Given the recent price gains the stock is no longer cheap trading at 17x forward earnings. That’s not only above Wal-Mart but also richer than TJ Max or Rost Stores which has genuine growth prospects.

Management still has their hands full and long road to home before the company can claim to get back to its glory days. In the very competitive retail environment expect will likely have to become more promotional especially as it heads into the crucial Back to School season. This will likely pinch margins.

Target may continue to turn itself around but it’s also possible it heads down the path Sears (SHLD) and JC Penney (JCP) have traveled.  I’m using options to establish a bearish position.

The Trade:

I’m using a basic vertical put spread with an expiration date out into January 2016.   The spread will keep my cost low.

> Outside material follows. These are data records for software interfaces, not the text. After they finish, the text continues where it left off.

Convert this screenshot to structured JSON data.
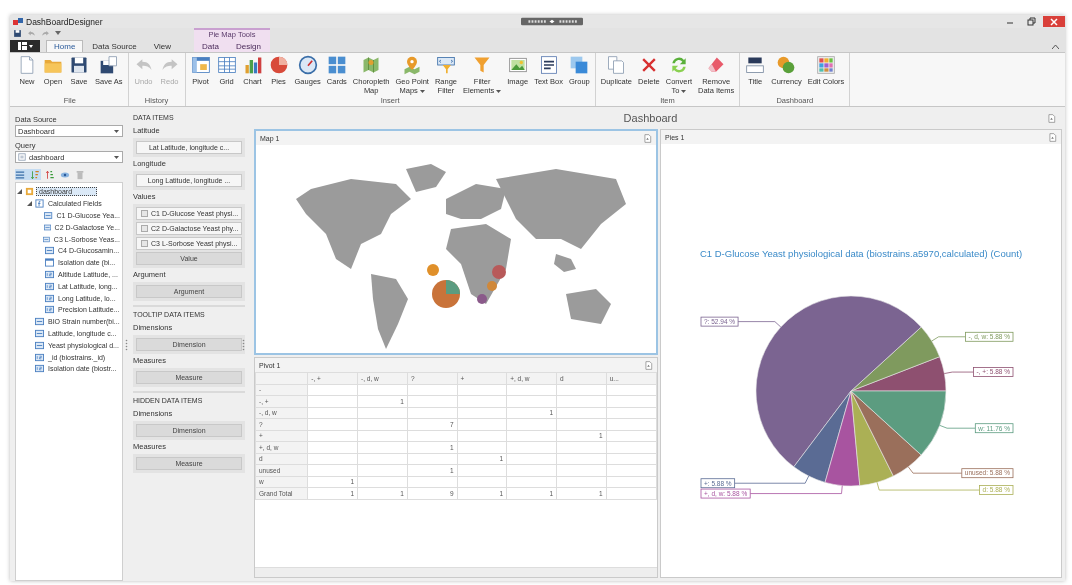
{
  "window": {
    "title": "DashBoardDesigner"
  },
  "ribbon": {
    "contextual_group": "Pie Map Tools",
    "tabs": [
      {
        "label": "Home",
        "selected": true,
        "contextual": false
      },
      {
        "label": "Data Source",
        "selected": false,
        "contextual": false
      },
      {
        "label": "View",
        "selected": false,
        "contextual": false
      },
      {
        "label": "Data",
        "selected": false,
        "contextual": true
      },
      {
        "label": "Design",
        "selected": false,
        "contextual": true
      }
    ],
    "groups": [
      {
        "name": "File",
        "buttons": [
          {
            "label": "New",
            "disabled": false,
            "menu": false
          },
          {
            "label": "Open",
            "disabled": false,
            "menu": false
          },
          {
            "label": "Save",
            "disabled": false,
            "menu": false
          },
          {
            "label": "Save As",
            "disabled": false,
            "menu": false
          }
        ]
      },
      {
        "name": "History",
        "buttons": [
          {
            "label": "Undo",
            "disabled": true,
            "menu": false
          },
          {
            "label": "Redo",
            "disabled": true,
            "menu": false
          }
        ]
      },
      {
        "name": "Insert",
        "buttons": [
          {
            "label": "Pivot",
            "disabled": false,
            "menu": false
          },
          {
            "label": "Grid",
            "disabled": false,
            "menu": false
          },
          {
            "label": "Chart",
            "disabled": false,
            "menu": false
          },
          {
            "label": "Pies",
            "disabled": false,
            "menu": false
          },
          {
            "label": "Gauges",
            "disabled": false,
            "menu": false
          },
          {
            "label": "Cards",
            "disabled": false,
            "menu": false
          },
          {
            "label": "Choropleth\nMap",
            "disabled": false,
            "menu": false
          },
          {
            "label": "Geo Point\nMaps",
            "disabled": false,
            "menu": true
          },
          {
            "label": "Range\nFilter",
            "disabled": false,
            "menu": false
          },
          {
            "label": "Filter\nElements",
            "disabled": false,
            "menu": true
          },
          {
            "label": "Image",
            "disabled": false,
            "menu": false
          },
          {
            "label": "Text Box",
            "disabled": false,
            "menu": false
          },
          {
            "label": "Group",
            "disabled": false,
            "menu": false
          }
        ]
      },
      {
        "name": "Item",
        "buttons": [
          {
            "label": "Duplicate",
            "disabled": false,
            "menu": false
          },
          {
            "label": "Delete",
            "disabled": false,
            "menu": false
          },
          {
            "label": "Convert\nTo",
            "disabled": false,
            "menu": true
          },
          {
            "label": "Remove\nData Items",
            "disabled": false,
            "menu": false
          }
        ]
      },
      {
        "name": "Dashboard",
        "buttons": [
          {
            "label": "Title",
            "disabled": false,
            "menu": false
          },
          {
            "label": "Currency",
            "disabled": false,
            "menu": false
          },
          {
            "label": "Edit Colors",
            "disabled": false,
            "menu": false
          }
        ]
      }
    ]
  },
  "data_source": {
    "label": "Data Source",
    "value": "Dashboard"
  },
  "query": {
    "label": "Query",
    "value": "dashboard"
  },
  "field_tree": [
    {
      "label": "dashboard",
      "kind": "source",
      "selected": true,
      "expanded": true,
      "children": [
        {
          "label": "Calculated Fields",
          "kind": "folder",
          "selected": false,
          "expanded": true,
          "children": [
            {
              "label": "C1 D-Glucose Yea...",
              "kind": "text",
              "selected": false
            },
            {
              "label": "C2 D-Galactose Ye...",
              "kind": "text",
              "selected": false
            },
            {
              "label": "C3 L-Sorbose Yeas...",
              "kind": "text",
              "selected": false
            },
            {
              "label": "C4 D-Glucosamin...",
              "kind": "text",
              "selected": false
            },
            {
              "label": "Isolation date (bi...",
              "kind": "date",
              "selected": false
            },
            {
              "label": "Altitude Latitude, ...",
              "kind": "number",
              "selected": false
            },
            {
              "label": "Lat Latitude, long...",
              "kind": "number",
              "selected": false
            },
            {
              "label": "Long Latitude, lo...",
              "kind": "number",
              "selected": false
            },
            {
              "label": "Precision Latitude...",
              "kind": "number",
              "selected": false
            }
          ]
        },
        {
          "label": "BIO Strain number(bi...",
          "kind": "text",
          "selected": false
        },
        {
          "label": "Latitude, longitude c...",
          "kind": "text",
          "selected": false
        },
        {
          "label": "Yeast physiological d...",
          "kind": "text",
          "selected": false
        },
        {
          "label": "_id (biostrains._id)",
          "kind": "number",
          "selected": false
        },
        {
          "label": "Isolation date (biostr...",
          "kind": "number",
          "selected": false
        }
      ]
    }
  ],
  "item_panels": [
    {
      "title": "DATA ITEMS",
      "sections": [
        {
          "label": "Latitude",
          "items": [
            {
              "kind": "field",
              "label": "Lat Latitude, longitude c..."
            }
          ]
        },
        {
          "label": "Longitude",
          "items": [
            {
              "kind": "field",
              "label": "Long Latitude, longitude ..."
            }
          ]
        },
        {
          "label": "Values",
          "items": [
            {
              "kind": "measure",
              "label": "C1 D-Glucose Yeast physi..."
            },
            {
              "kind": "measure",
              "label": "C2 D-Galactose Yeast phy..."
            },
            {
              "kind": "measure",
              "label": "C3 L-Sorbose Yeast physi..."
            },
            {
              "kind": "placeholder",
              "label": "Value"
            }
          ]
        },
        {
          "label": "Argument",
          "items": [
            {
              "kind": "placeholder",
              "label": "Argument"
            }
          ]
        }
      ]
    },
    {
      "title": "TOOLTIP DATA ITEMS",
      "sections": [
        {
          "label": "Dimensions",
          "items": [
            {
              "kind": "placeholder",
              "label": "Dimension"
            }
          ]
        },
        {
          "label": "Measures",
          "items": [
            {
              "kind": "placeholder",
              "label": "Measure"
            }
          ]
        }
      ]
    },
    {
      "title": "HIDDEN DATA ITEMS",
      "sections": [
        {
          "label": "Dimensions",
          "items": [
            {
              "kind": "placeholder",
              "label": "Dimension"
            }
          ]
        },
        {
          "label": "Measures",
          "items": [
            {
              "kind": "placeholder",
              "label": "Measure"
            }
          ]
        }
      ]
    }
  ],
  "dashboard": {
    "title": "Dashboard",
    "map": {
      "caption": "Map 1",
      "selected": true
    },
    "pivot": {
      "caption": "Pivot 1",
      "selected": false,
      "columns": [
        "-, +",
        "-, d, w",
        "?",
        "+",
        "+, d, w",
        "d",
        "u..."
      ],
      "rows": [
        {
          "label": "-",
          "cells": [
            null,
            null,
            null,
            null,
            null,
            null,
            null
          ]
        },
        {
          "label": "-, +",
          "cells": [
            null,
            "1",
            null,
            null,
            null,
            null,
            null
          ]
        },
        {
          "label": "-, d, w",
          "cells": [
            null,
            null,
            null,
            null,
            "1",
            null,
            null
          ]
        },
        {
          "label": "?",
          "cells": [
            null,
            null,
            "7",
            null,
            null,
            null,
            null
          ]
        },
        {
          "label": "+",
          "cells": [
            null,
            null,
            null,
            null,
            null,
            "1",
            null
          ]
        },
        {
          "label": "+, d, w",
          "cells": [
            null,
            null,
            "1",
            null,
            null,
            null,
            null
          ]
        },
        {
          "label": "d",
          "cells": [
            null,
            null,
            null,
            "1",
            null,
            null,
            null
          ]
        },
        {
          "label": "unused",
          "cells": [
            null,
            null,
            "1",
            null,
            null,
            null,
            null
          ]
        },
        {
          "label": "w",
          "cells": [
            "1",
            null,
            null,
            null,
            null,
            null,
            null
          ]
        },
        {
          "label": "Grand Total",
          "cells": [
            "1",
            "1",
            "9",
            "1",
            "1",
            "1",
            null
          ]
        }
      ]
    },
    "pie": {
      "caption": "Pies 1",
      "selected": false,
      "chart_data": {
        "type": "pie",
        "title": "C1 D-Glucose Yeast physiological data (biostrains.a5970,calculated) (Count)",
        "values": [
          5.88,
          5.88,
          52.94,
          5.88,
          5.88,
          5.88,
          5.88,
          11.76
        ],
        "value_labels": [
          "-, +: 5.88 %",
          "-, d, w: 5.88 %",
          "?: 52.94 %",
          "+: 5.88 %",
          "+, d, w: 5.88 %",
          "d: 5.88 %",
          "unused: 5.88 %",
          "w: 11.76 %"
        ]
      }
    }
  }
}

The long term date will allows over 7 months’ time for the investment thesis to play out over both the back to school and holiday shopping season.

Buy January $75 put/Sell the January $65 puts for a $2 net debit for the spread

TGT risk graph 5.27.15

As you can see the spread offers a very attractive 1:4 risk reward. Meaning the $200 cost per one contract spread could realize an $800 or 400% profit if shares are below $65 by the January 2016 expiration.

About author

Steve Smith

Steve Smith have been involved in all facets of the investment industry in a variety of roles ranging from speculator, educator, manager and advisor. This has taken him from the trading floors of Chicago to hedge funds on Wall Street to the world online. From 1987 to 1996, he served as a market maker at the Chicago Board of Options Exchange (CBOE) and Chicago Board of Trade (CBOT). From 1997 to 2007, he was a Senior Columnist and Managing Editor for TheStreet.com, handling their Option Alert and Short Report newsletters. The Option Alert was awarded the MIN “best business newsletter” in 2006. From 2009 to 2013, Smith was a Senior Columnist and Managing Editor for Minyanville’s OptionSmith newsletter, as well as a Risk Manager Consultant for New Vernon Capital LLC. Smith acted as an advisor to build models and option strategies to reduce portfolio exposure and enhance returns for the four main funds. Since 2015, he has worked for Adam Mesh Trading Group. There, he has managed Options360 and Earning 360, been co-leader of Option Academy, and contributed to The Option Specialist website.